> Data excerpts

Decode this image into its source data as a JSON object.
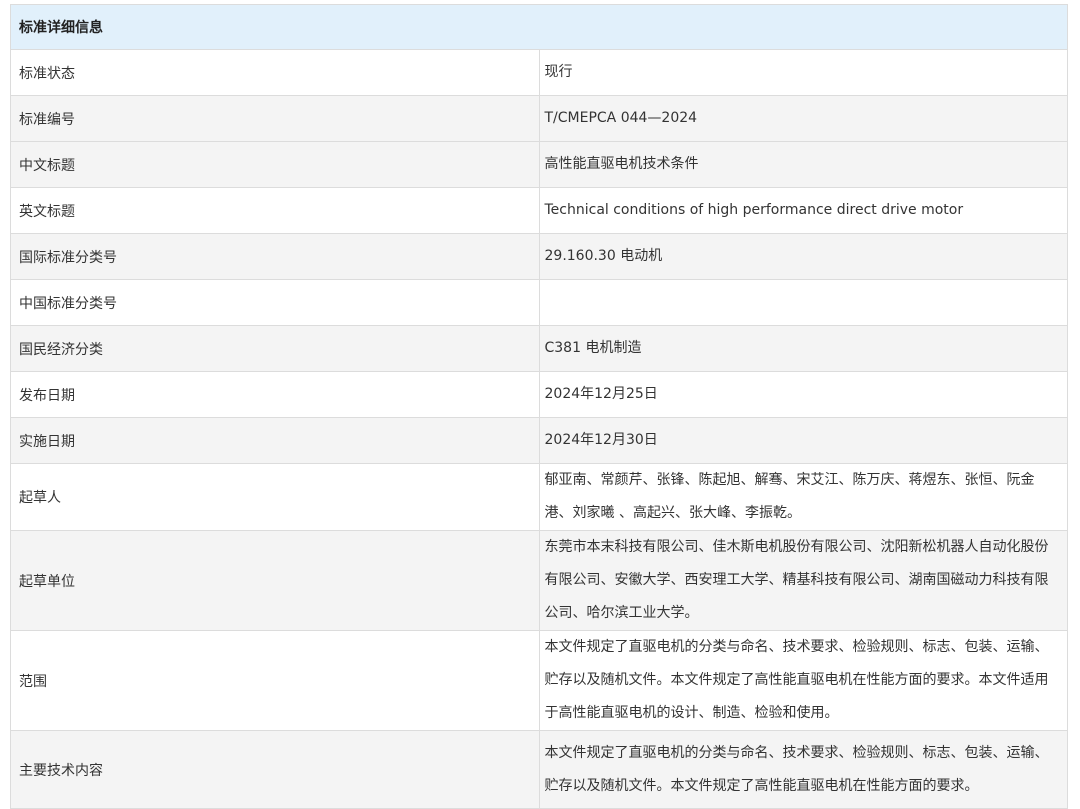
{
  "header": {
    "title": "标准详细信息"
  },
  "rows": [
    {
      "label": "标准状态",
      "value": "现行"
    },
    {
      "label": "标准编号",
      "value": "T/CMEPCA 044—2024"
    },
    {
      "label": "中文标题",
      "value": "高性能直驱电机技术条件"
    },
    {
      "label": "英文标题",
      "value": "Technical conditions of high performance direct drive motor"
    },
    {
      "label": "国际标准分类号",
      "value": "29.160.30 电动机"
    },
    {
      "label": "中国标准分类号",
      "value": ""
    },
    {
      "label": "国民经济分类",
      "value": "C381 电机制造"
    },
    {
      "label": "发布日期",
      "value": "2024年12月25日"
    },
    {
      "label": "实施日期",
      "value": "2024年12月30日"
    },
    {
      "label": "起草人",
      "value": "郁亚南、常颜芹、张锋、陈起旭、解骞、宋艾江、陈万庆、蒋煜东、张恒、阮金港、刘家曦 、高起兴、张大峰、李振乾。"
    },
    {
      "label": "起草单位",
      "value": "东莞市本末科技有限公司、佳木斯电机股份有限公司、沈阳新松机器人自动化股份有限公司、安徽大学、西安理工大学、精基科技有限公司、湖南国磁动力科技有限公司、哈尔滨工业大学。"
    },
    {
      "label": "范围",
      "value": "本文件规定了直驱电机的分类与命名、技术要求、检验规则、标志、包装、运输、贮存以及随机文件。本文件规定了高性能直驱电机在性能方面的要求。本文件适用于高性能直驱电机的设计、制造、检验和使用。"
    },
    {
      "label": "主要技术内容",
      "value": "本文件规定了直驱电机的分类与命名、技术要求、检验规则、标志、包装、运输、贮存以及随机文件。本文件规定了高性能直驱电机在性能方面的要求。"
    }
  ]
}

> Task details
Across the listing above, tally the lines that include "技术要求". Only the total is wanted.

> Finished task
2